Some avocado trees got their leaf tips burned by the freeze, but otherwise don’t seem the worse for the wear. They started putting out buds last week. Ideally, the buds will turn into blooms, which when pollinated, will turn into fruit. But time will tell. The freeze could still have a hidden impact on the trees that may show up months later. The blossoms may not form properly, or not set fruit, or drop fruit before it matures. Anything can go wrong, all because of so much harsh cold weather.
Over at Worden Farm, they were affected by the freeze but they are bouncing back, Eva Worden told me. It was very cold for quite a while, with 23 degrees at ground level at the coldest. They had freezing cold weather for 10 days to two weeks, and that abnormally long stretch of cold weather was “definitely record breaking,” according to Eva. In very cold weather, seeds don’t germinate, and plants don’t grow. “They just kinda hang out,” as Eva put it, and that delay pushes back the harvest schedule.
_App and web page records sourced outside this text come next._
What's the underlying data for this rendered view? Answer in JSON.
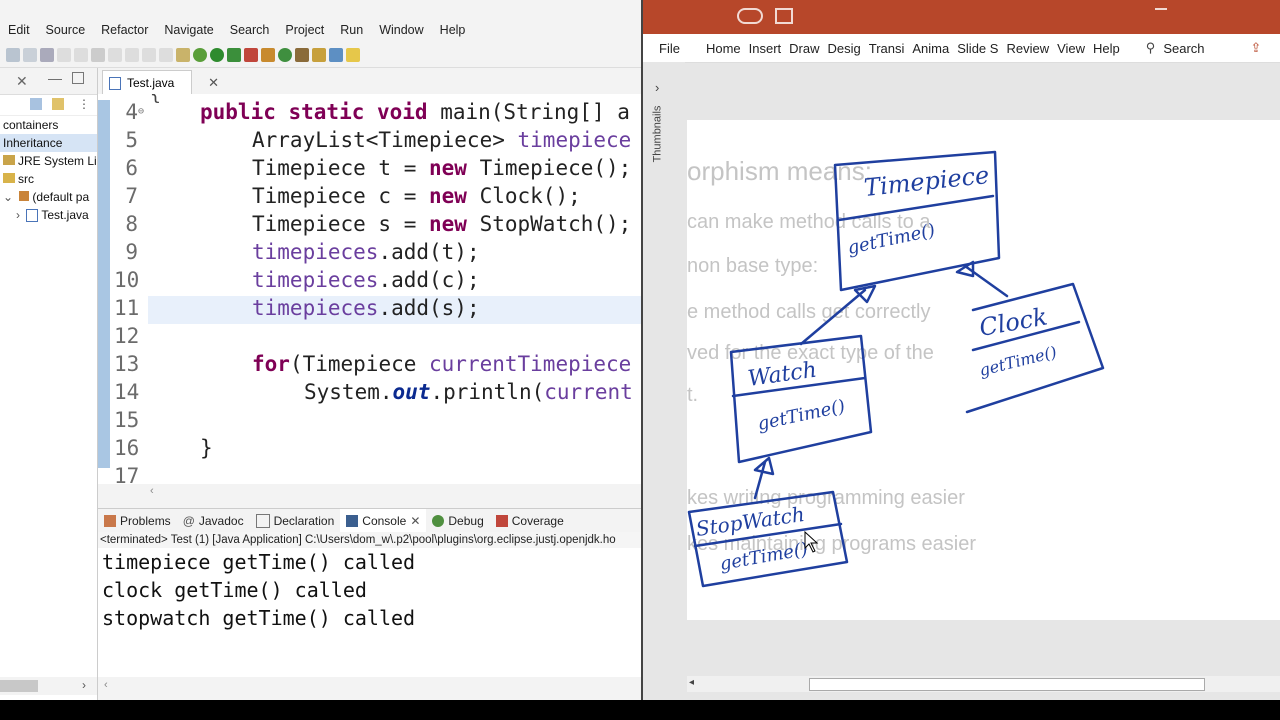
{
  "eclipse": {
    "menu": [
      "Edit",
      "Source",
      "Refactor",
      "Navigate",
      "Search",
      "Project",
      "Run",
      "Window",
      "Help"
    ],
    "package_explorer": {
      "rows": [
        "containers",
        "Inheritance",
        "JRE System Lib",
        "src",
        "(default pa",
        "Test.java"
      ],
      "selected_index": 1
    },
    "editor": {
      "tab_label": "Test.java",
      "lines": [
        {
          "num": "4",
          "text": "public static void main(String[] a"
        },
        {
          "num": "5",
          "text": "ArrayList<Timepiece> timepiece"
        },
        {
          "num": "6",
          "text": "Timepiece t = new Timepiece();"
        },
        {
          "num": "7",
          "text": "Timepiece c = new Clock();"
        },
        {
          "num": "8",
          "text": "Timepiece s = new StopWatch();"
        },
        {
          "num": "9",
          "text": "timepieces.add(t);"
        },
        {
          "num": "10",
          "text": "timepieces.add(c);"
        },
        {
          "num": "11",
          "text": "timepieces.add(s);"
        },
        {
          "num": "12",
          "text": ""
        },
        {
          "num": "13",
          "text": "for(Timepiece currentTimepiece"
        },
        {
          "num": "14",
          "text": "System.out.println(current"
        },
        {
          "num": "15",
          "text": ""
        },
        {
          "num": "16",
          "text": "}"
        },
        {
          "num": "17",
          "text": ""
        }
      ]
    },
    "bottom_tabs": [
      "Problems",
      "Javadoc",
      "Declaration",
      "Console",
      "Debug",
      "Coverage"
    ],
    "console": {
      "status": "<terminated> Test (1) [Java Application] C:\\Users\\dom_w\\.p2\\pool\\plugins\\org.eclipse.justj.openjdk.ho",
      "output": [
        "timepiece getTime() called",
        "clock getTime() called",
        "stopwatch getTime() called"
      ]
    }
  },
  "powerpoint": {
    "tabs": [
      "File",
      "Home",
      "Insert",
      "Draw",
      "Desig",
      "Transi",
      "Anima",
      "Slide S",
      "Review",
      "View",
      "Help"
    ],
    "search_label": "Search",
    "thumbnails_label": "Thumbnails",
    "slide_text": [
      "orphism means:",
      "can make method calls to a",
      "non base type:",
      "e method calls get correctly",
      "ved for the exact type of the",
      "t.",
      "kes writing programming easier",
      "kes maintaining programs easier"
    ],
    "ink_labels": {
      "timepiece": "Timepiece",
      "timepiece_method": "getTime()",
      "watch": "Watch",
      "watch_method": "getTime()",
      "clock": "Clock",
      "clock_method": "getTime()",
      "stopwatch": "StopWatch",
      "stopwatch_method": "getTime()"
    },
    "colors": {
      "ink": "#1f3f9f",
      "title_bar": "#b7472a",
      "faded_text": "#c4c4c4"
    }
  }
}
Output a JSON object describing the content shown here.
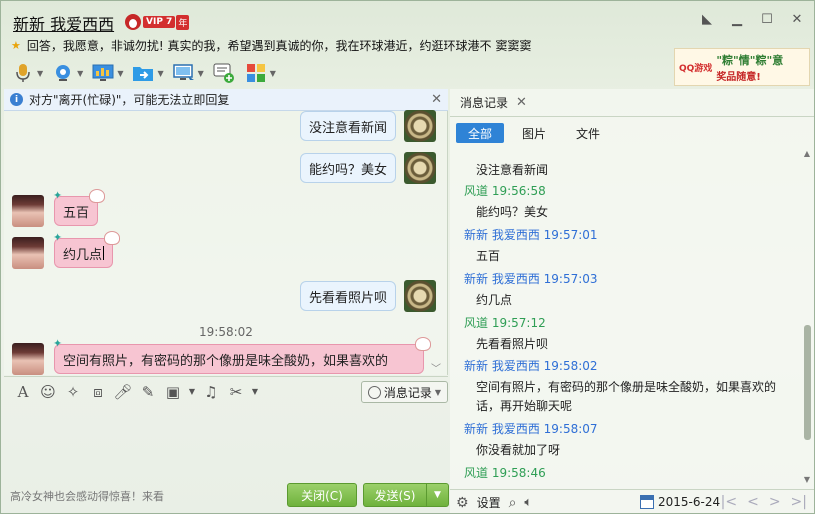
{
  "window": {
    "title": "新新 我爱西西",
    "vip_label": "VIP 7",
    "vip_suffix": "年",
    "signature": "回答，我愿意，非诚勿扰! 真实的我，希望遇到真诚的你，我在环球港近，约逛环球港不 窦窦窦"
  },
  "ad": {
    "brand": "QQ游戏",
    "line1": "\"粽\"情\"粽\"意",
    "line2": "奖品随意!"
  },
  "notice": {
    "text": "对方\"离开(忙碌)\"，可能无法立即回复"
  },
  "chat": {
    "messages": [
      {
        "text": "没注意看新闻"
      },
      {
        "text": "能约吗？美女"
      },
      {
        "text": "五百"
      },
      {
        "text": "约几点"
      },
      {
        "text": "先看看照片呗"
      },
      {
        "text": "空间有照片，有密码的那个像册是味全酸奶，如果喜欢的"
      }
    ],
    "timestamp": "19:58:02"
  },
  "input": {
    "history_button": "消息记录",
    "bottom_signature": "高冷女神也会感动得惊喜！来看",
    "close_label": "关闭(C)",
    "send_label": "发送(S)"
  },
  "history": {
    "tab_label": "消息记录",
    "filters": [
      "全部",
      "图片",
      "文件"
    ],
    "entries": [
      {
        "kind": "body",
        "text": "没注意看新闻"
      },
      {
        "kind": "hdr-g",
        "text": "风道  19:56:58"
      },
      {
        "kind": "body",
        "text": "能约吗？美女"
      },
      {
        "kind": "hdr-b",
        "text": "新新 我爱西西  19:57:01"
      },
      {
        "kind": "body",
        "text": "五百"
      },
      {
        "kind": "hdr-b",
        "text": "新新 我爱西西  19:57:03"
      },
      {
        "kind": "body",
        "text": "约几点"
      },
      {
        "kind": "hdr-g",
        "text": "风道  19:57:12"
      },
      {
        "kind": "body",
        "text": "先看看照片呗"
      },
      {
        "kind": "hdr-b",
        "text": "新新 我爱西西  19:58:02"
      },
      {
        "kind": "body-wrap",
        "text": "空间有照片，有密码的那个像册是味全酸奶，如果喜欢的话，再开始聊天呢"
      },
      {
        "kind": "hdr-b",
        "text": "新新 我爱西西  19:58:07"
      },
      {
        "kind": "body",
        "text": "你没看就加了呀"
      },
      {
        "kind": "hdr-g",
        "text": "风道  19:58:46"
      }
    ],
    "settings_label": "设置",
    "date": "2015-6-24"
  }
}
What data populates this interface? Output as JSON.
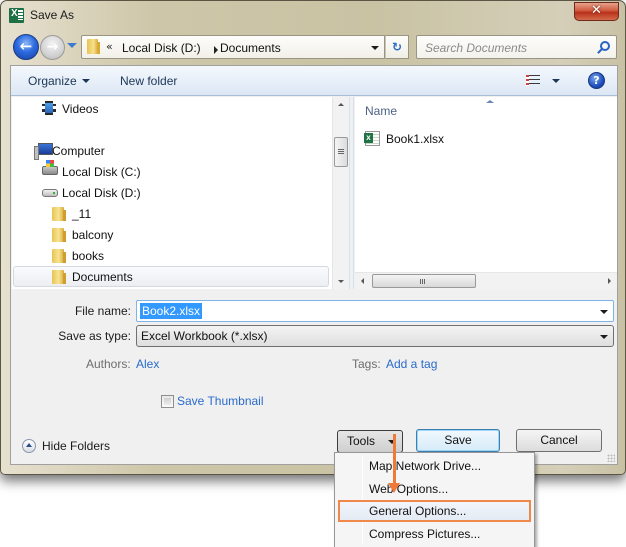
{
  "window": {
    "title": "Save As",
    "close_label": "✕"
  },
  "nav": {
    "back_glyph": "←",
    "forward_glyph": "→",
    "address": {
      "overflow": "«",
      "segments": [
        "Local Disk (D:)",
        "Documents"
      ]
    },
    "refresh_glyph": "↻",
    "search_placeholder": "Search Documents"
  },
  "toolbar": {
    "organize_label": "Organize",
    "new_folder_label": "New folder",
    "help_glyph": "?"
  },
  "nav_pane": {
    "items": [
      {
        "label": "Videos",
        "icon": "videos-icon"
      },
      {
        "label": "Computer",
        "icon": "computer-icon"
      },
      {
        "label": "Local Disk (C:)",
        "icon": "disk-c-icon"
      },
      {
        "label": "Local Disk (D:)",
        "icon": "disk-d-icon"
      },
      {
        "label": "_11",
        "icon": "folder-icon"
      },
      {
        "label": "balcony",
        "icon": "folder-icon"
      },
      {
        "label": "books",
        "icon": "folder-icon"
      },
      {
        "label": "Documents",
        "icon": "folder-icon",
        "selected": true
      }
    ]
  },
  "file_pane": {
    "column_header": "Name",
    "files": [
      {
        "name": "Book1.xlsx",
        "icon": "excel-file-icon"
      }
    ]
  },
  "form": {
    "file_name_label": "File name:",
    "file_name_value": "Book2.xlsx",
    "save_type_label": "Save as type:",
    "save_type_value": "Excel Workbook (*.xlsx)",
    "authors_label": "Authors:",
    "authors_value": "Alex",
    "tags_label": "Tags:",
    "tags_value": "Add a tag",
    "thumbnail_label": "Save Thumbnail",
    "thumbnail_checked": false
  },
  "footer": {
    "hide_folders_label": "Hide Folders",
    "tools_label": "Tools",
    "save_label": "Save",
    "cancel_label": "Cancel"
  },
  "tools_menu": {
    "items": [
      {
        "label": "Map Network Drive..."
      },
      {
        "label": "Web Options..."
      },
      {
        "label": "General Options...",
        "highlighted": true
      },
      {
        "label": "Compress Pictures..."
      }
    ],
    "highlight_color": "#f0884a"
  }
}
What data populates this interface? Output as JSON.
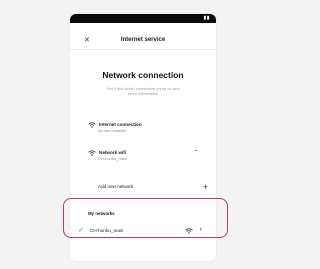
{
  "header": {
    "close_icon": "x-close-icon",
    "title": "Internet service"
  },
  "main": {
    "title": "Network connection",
    "subtitle": "You'll find which connection youre on and more information"
  },
  "internet_connection": {
    "icon": "wifi-icon",
    "title": "Internet connection",
    "status": "No sim installed"
  },
  "network_wifi": {
    "icon": "wifi-icon",
    "title": "Network wifi",
    "current": "CH-honbu_main",
    "expand_icon": "chevron-up-icon"
  },
  "add_network": {
    "label": "Add new network",
    "icon": "plus-icon"
  },
  "my_networks": {
    "heading": "My networks",
    "items": [
      {
        "name": "CH-honbu_main",
        "connected_icon": "checkmark-icon",
        "signal_icon": "wifi-icon",
        "open_icon": "chevron-right-icon"
      }
    ]
  },
  "colors": {
    "highlight": "#b03a7c",
    "connected": "#3aa676",
    "status_bar": "#0c0c0c"
  }
}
Crops were protected with floating row cover. The Wordens and their crew did plant vegetables planning for a freeze to happen (as they get at least one every winter up in Punta Gorda), choosing those that would be minimally affected. Collards, carrots and beets didn’t die from the cold. In fact they will be kissed with sweetness. The cold causes those plants to get a higher sugar concentration. But the warm weather crops — tomatoes, peppers, eggplant and basil — were destroyed by the extreme cold. The leafy potato tops also died from the cold, and now they are harvesting baby potatoes fast and furious. Worden Farm will have enough for us in Miami in a couple weeks, as things get replanted and start to mature. We might get mostly greens and radishes from them, and maybe those small potatoes.